THE TASK
Repeat each entry below without omitting a single word.

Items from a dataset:
+ + +

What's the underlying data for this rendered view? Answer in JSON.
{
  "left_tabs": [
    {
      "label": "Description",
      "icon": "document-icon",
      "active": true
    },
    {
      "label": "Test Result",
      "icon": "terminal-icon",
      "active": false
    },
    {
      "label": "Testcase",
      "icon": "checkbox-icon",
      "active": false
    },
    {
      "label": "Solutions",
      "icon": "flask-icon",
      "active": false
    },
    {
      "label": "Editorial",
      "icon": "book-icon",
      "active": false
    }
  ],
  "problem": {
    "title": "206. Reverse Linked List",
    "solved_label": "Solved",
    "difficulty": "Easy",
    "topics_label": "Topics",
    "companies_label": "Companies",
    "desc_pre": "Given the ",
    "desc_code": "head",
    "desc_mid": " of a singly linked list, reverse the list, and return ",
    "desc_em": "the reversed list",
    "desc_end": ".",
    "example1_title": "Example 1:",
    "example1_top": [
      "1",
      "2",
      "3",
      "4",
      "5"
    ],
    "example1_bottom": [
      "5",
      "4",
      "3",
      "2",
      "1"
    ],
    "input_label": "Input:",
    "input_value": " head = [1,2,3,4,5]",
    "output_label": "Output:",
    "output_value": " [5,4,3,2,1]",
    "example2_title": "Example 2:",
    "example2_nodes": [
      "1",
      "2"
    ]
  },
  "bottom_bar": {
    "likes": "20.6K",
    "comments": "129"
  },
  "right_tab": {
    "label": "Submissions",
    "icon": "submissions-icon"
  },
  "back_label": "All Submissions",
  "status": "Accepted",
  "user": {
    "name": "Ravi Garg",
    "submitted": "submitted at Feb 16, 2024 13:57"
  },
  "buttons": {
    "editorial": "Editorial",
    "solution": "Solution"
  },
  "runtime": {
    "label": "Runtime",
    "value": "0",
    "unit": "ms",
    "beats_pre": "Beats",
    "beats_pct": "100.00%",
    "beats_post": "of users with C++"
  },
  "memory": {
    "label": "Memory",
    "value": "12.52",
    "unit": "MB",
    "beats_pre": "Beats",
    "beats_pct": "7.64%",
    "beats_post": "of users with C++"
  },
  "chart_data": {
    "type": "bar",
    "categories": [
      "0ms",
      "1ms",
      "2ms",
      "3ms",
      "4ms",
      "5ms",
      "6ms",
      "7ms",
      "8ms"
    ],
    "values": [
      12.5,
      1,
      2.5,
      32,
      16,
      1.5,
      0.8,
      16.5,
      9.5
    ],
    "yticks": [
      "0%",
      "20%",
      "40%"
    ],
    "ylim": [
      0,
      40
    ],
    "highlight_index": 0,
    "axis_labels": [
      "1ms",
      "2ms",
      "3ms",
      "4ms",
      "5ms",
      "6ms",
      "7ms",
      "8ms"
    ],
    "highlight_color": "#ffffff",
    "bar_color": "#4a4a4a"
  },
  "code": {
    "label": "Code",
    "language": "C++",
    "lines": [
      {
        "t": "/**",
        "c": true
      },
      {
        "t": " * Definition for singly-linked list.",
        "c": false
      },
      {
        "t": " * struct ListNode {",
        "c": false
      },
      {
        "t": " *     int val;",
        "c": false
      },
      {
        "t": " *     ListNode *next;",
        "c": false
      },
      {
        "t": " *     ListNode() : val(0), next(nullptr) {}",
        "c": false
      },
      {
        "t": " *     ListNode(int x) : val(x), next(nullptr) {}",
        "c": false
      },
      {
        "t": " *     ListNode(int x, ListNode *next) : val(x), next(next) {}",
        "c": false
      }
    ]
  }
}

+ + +

PROBLEM SOLUTION
What's the underlying data for this rendered view? Answer in JSON.
{
  "left_tabs": [
    {
      "label": "Description",
      "icon": "document-icon",
      "active": true
    },
    {
      "label": "Test Result",
      "icon": "terminal-icon",
      "active": false
    },
    {
      "label": "Testcase",
      "icon": "checkbox-icon",
      "active": false
    },
    {
      "label": "Solutions",
      "icon": "flask-icon",
      "active": false
    },
    {
      "label": "Editorial",
      "icon": "book-icon",
      "active": false
    }
  ],
  "problem": {
    "title": "206. Reverse Linked List",
    "solved_label": "Solved",
    "difficulty": "Easy",
    "topics_label": "Topics",
    "companies_label": "Companies",
    "desc_pre": "Given the ",
    "desc_code": "head",
    "desc_mid": " of a singly linked list, reverse the list, and return ",
    "desc_em": "the reversed list",
    "desc_end": ".",
    "example1_title": "Example 1:",
    "example1_top": [
      "1",
      "2",
      "3",
      "4",
      "5"
    ],
    "example1_bottom": [
      "5",
      "4",
      "3",
      "2",
      "1"
    ],
    "input_label": "Input:",
    "input_value": " head = [1,2,3,4,5]",
    "output_label": "Output:",
    "output_value": " [5,4,3,2,1]",
    "example2_title": "Example 2:",
    "example2_nodes": [
      "1",
      "2"
    ]
  },
  "bottom_bar": {
    "likes": "20.6K",
    "comments": "129"
  },
  "right_tab": {
    "label": "Submissions",
    "icon": "submissions-icon"
  },
  "back_label": "All Submissions",
  "status": "Accepted",
  "user": {
    "name": "Ravi Garg",
    "submitted": "submitted at Feb 16, 2024 13:57"
  },
  "buttons": {
    "editorial": "Editorial",
    "solution": "Solution"
  },
  "runtime": {
    "label": "Runtime",
    "value": "0",
    "unit": "ms",
    "beats_pre": "Beats",
    "beats_pct": "100.00%",
    "beats_post": "of users with C++"
  },
  "memory": {
    "label": "Memory",
    "value": "12.52",
    "unit": "MB",
    "beats_pre": "Beats",
    "beats_pct": "7.64%",
    "beats_post": "of users with C++"
  },
  "chart_data": {
    "type": "bar",
    "categories": [
      "0ms",
      "1ms",
      "2ms",
      "3ms",
      "4ms",
      "5ms",
      "6ms",
      "7ms",
      "8ms"
    ],
    "values": [
      12.5,
      1,
      2.5,
      32,
      16,
      1.5,
      0.8,
      16.5,
      9.5
    ],
    "yticks": [
      "0%",
      "20%",
      "40%"
    ],
    "ylim": [
      0,
      40
    ],
    "highlight_index": 0,
    "axis_labels": [
      "1ms",
      "2ms",
      "3ms",
      "4ms",
      "5ms",
      "6ms",
      "7ms",
      "8ms"
    ],
    "highlight_color": "#ffffff",
    "bar_color": "#4a4a4a"
  },
  "code": {
    "label": "Code",
    "language": "C++",
    "lines": [
      {
        "t": "/**",
        "c": true
      },
      {
        "t": " * Definition for singly-linked list.",
        "c": false
      },
      {
        "t": " * struct ListNode {",
        "c": false
      },
      {
        "t": " *     int val;",
        "c": false
      },
      {
        "t": " *     ListNode *next;",
        "c": false
      },
      {
        "t": " *     ListNode() : val(0), next(nullptr) {}",
        "c": false
      },
      {
        "t": " *     ListNode(int x) : val(x), next(nullptr) {}",
        "c": false
      },
      {
        "t": " *     ListNode(int x, ListNode *next) : val(x), next(next) {}",
        "c": false
      }
    ]
  }
}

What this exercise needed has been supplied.